By: Bonnie Beaver, DVM, MS, DACVB

TVMA Member
College Station, TX

Published March 2017

The cat’s purr has been fascinating to us for many years. It wasn’t until recently that we have come to understand its origin and perhaps its meaning too.

Historically, the purr has created much speculation. It was thought that the sound originated from fremitus, which is caused by disrupted blood flow in one of the major blood vessels (the aorta or caudal vena cava). Theoretically, that vessel formed a sharp bend when the cat arched its back while being pet. Science proves this theory wrong. The vessels don’t develop a sharp bend; they maintain their lumen size by arching. The sound really comes from the larynx (voice box) as do the other sounds a cat makes. To produce the purring sound, the size of the airflow opening narrows, creating turbulence.1 This explains why the purr can be loud if there is a great deal of constriction or soft if the opening is only slightly constricted. It also explains why some cats purr during inhalation and some during exhalation.

The other big question that comes up is why cats purr. What is its meaning? Obviously, we can never know because we can’t ask them; however, we can look at the situations in which cats purr and make educated guesses.2, 3 Queens purr while their kittens nurse. Cats use a “greeting” purr when they encounter friendly cats or people and when they are being pet. These are times we tend to think are pleasurable for the cat. But not all purr bouts seem to be associated with potentially pleasurable events. Some cats purr at times they seem to want something, usually food. This has been called a “request” purr. Perhaps this purr is the feline equivalent of a human’s smile.4 We usually smile when things are pleasurable, but we can also put on that fake smile when we want something from someone too.

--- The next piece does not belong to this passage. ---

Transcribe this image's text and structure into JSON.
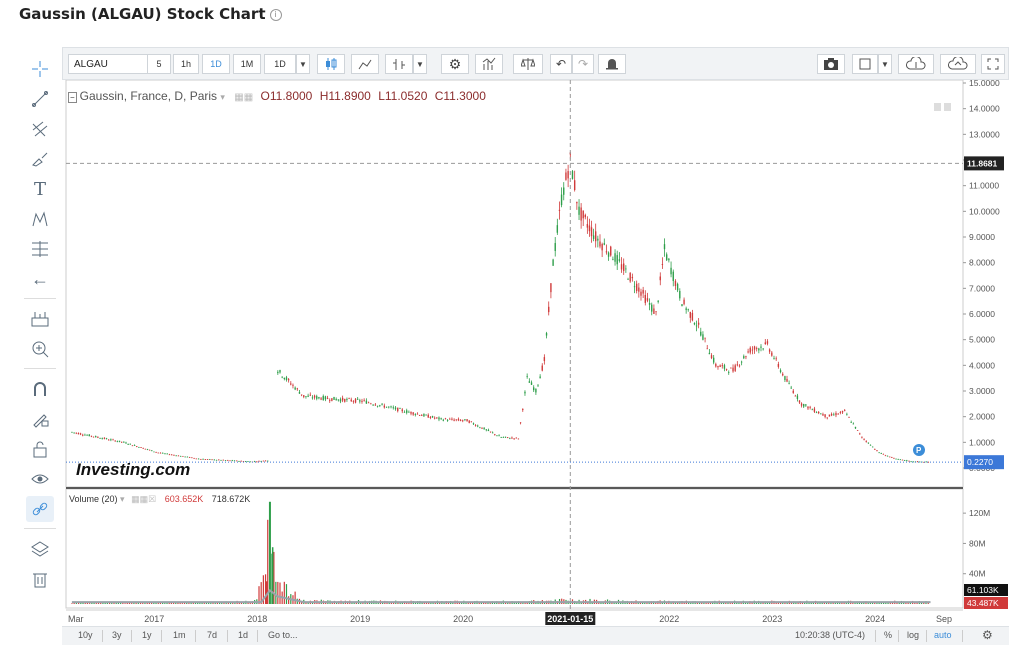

References:

1  Remmers, J.E. and Gautier, H. (1972): Neural and mechanical mechanisms of feline purring. Respir. Physiol. 16: 351-361.

2  Moelk, M (1944): Vocalizing in the house cat: a phonetic and functional study. Am J. Psychol. 57: 184-205.

3  Moelk, M. (1979): The development of friendly approach behavior in the cat: A study of kitten-mother relations and the cognitive development of the kitten from birth to eight weeks. Adv. Study Behav. 10: 163-224.

4  Beaver, B.V. (2003): Feline Behavior: A Guide for Veterinarians, 2nd ed. Saunders: St. Louis, p. 101-102.

Bonnie Beaver, DVM, DACVB, is graduate of the University of Minnesota College of Veterinary Medicine who lives in College Station, Texas. Dr. Beaver is a professor in the Department of Small Animal Clinical Sciences at Texas A&M University.